Turner Syndrome - Description

Other Names

Turner's Syndrome, Ullrich-Turner syndrome, Bonnevie-Ullrich-Turner syndrome, gonadal dysgensis, ovarian dysgenesis, XO syndrome, monosomy X

ICD-9

758.6, Turner Syndrome

Description

Turner Syndrome (TS) is a genetic condition that occurs in approximately 1/2500 live female births. TS is caused by complete or partial loss of the second sex or gender determining-chromosome.TS is characterized by short stature and ovarian insufficiency and variable presence of malformations in other organ systems including left-sided cardiac defects (particularly coarctation of the aorta and bicuspid aortic valve), lymphedema (especially nuchal, and over the dorsum of the hands and feet), short 4th metacarpals, and genitourinary malformations, such as horseshoe kidney.

Other findings characteristic of TS include: Girls with TS may have normal intelligence but are at risk for social immaturity, attention-deficit disorder and specific learning disabilities. Some combination of the above features is usually present in individuals with TS, but many affected individuals are phenotypically normal females with only short stature.

Genetics

TS occurs only in females and results from having only one normal X chromosome instead of the usual two sex chromosomes. About half of women with TS are completely missing the second sex chromosome; in others it may be partially missing or rearranged. Mosaic Turner syndrome occurs when only some of the individual’s cells lack the second normal sex chromosome. The severity of the phenotype in TS is related to the absence or presence of a second sex chromosome, with full monosomy (45,X) typically being the most severe and mosaic TS the mildest.

The risk of the same parents having a second child with TS is no greater than that of the general population (1/2500 girls).

Prognosis

Individuals with TS have a life expectancy that is approximately 13 years shorter than that of the general population, [Ostberg: 2003] but this may overestimate mortality in those who have received optimal lifelong medical care. The increased mortality risk is primarily due to congenital and atherosclerotic heart disease. Individuals with TS are also at risk for type 2 diabetes and related complications and osteoporosis. Individuals with TS are also at risk for type 2 diabetes and related complications and osteoporosis. Girls and women with TS have a small risk for fatal aortic dissection, which increases in the presence of abnormalities of the aorta or aortic valve and hypertension.

Prevalence

Turner Syndrome is present in approximately 1/2500 live female births worldwide. It is more common in pregnancies that don’t survive to term, such as miscarriages and stillbirths.

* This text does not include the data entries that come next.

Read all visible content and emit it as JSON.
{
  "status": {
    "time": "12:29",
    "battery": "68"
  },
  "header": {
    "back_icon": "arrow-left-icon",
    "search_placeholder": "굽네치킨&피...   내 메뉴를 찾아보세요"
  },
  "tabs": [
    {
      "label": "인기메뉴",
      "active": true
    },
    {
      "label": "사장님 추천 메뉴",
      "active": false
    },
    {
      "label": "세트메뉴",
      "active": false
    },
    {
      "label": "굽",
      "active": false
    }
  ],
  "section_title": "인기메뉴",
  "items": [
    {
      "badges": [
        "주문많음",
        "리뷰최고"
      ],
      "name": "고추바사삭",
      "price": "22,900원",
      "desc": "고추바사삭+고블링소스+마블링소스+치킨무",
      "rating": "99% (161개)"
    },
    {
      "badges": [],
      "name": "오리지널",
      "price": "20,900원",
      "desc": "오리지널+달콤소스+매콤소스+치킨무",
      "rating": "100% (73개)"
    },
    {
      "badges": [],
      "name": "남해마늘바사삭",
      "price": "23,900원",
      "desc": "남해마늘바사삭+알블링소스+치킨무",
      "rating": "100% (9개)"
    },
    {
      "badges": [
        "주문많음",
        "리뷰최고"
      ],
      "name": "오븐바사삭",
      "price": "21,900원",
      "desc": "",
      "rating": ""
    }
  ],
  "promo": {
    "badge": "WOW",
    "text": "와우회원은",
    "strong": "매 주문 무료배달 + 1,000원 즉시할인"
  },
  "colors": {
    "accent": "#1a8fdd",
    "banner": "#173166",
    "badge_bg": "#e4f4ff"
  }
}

Some believe that >99% of pregnancies affected by TS result in spontaneous miscarriage.

Impact

Individuals with TS can have life-threatening physical manifestations (cardiovascular & lymphatic anomalies), manifestations that impart significant psycho-emotional burden (short stature, absence of puberty, and sterility) and a higher relative risk for a number of co-morbidities that are detailed later in this module.

Helpful Articles

PubMed search for articles on Turner Syndrome in children for the last 3 years.

Loscalzo ML.
Turner syndrome.
Pediatr Rev. 2008;29(7):219-27. PubMed abstract
This review focuses on the diagnosis of Turner Syndrome as well as associated complications.

Bondy CA.
Care of girls and women with Turner syndrome: A guideline of the Turner Syndrome Study Group.
J Clin Endocrinol Metab. 2007;92(1):10-25. PubMed abstract
This clinical practice guideline uses evidence-based data when available; expert opinion was used when evidence was lacking. It is a comprehensive review of the diagnosis of Turner Syndrome as well as the management of associated complications.

Sybert VP, McCauley E.
Turner's syndrome.
N Engl J Med. 2004;351(12):1227-38. PubMed abstract / Full Text

Turner Syndrome Module Authors

Authors: Vandana Raman, MD - 10/2011
Alan F. Rope, MD - 9/2011
Catherine Jolma, MD - 9/2009
Content Last Updated: 10/2011

The authors listed above are responsible for the overall Turner Syndrome Module. Authors contributing to individual pages in the module are listed on those pages.

Page Bibliography

Ostberg JE, Conway GS.
Adulthood in women with Turner syndrome.
Horm Res. 2003;59(5):211-21. PubMed abstract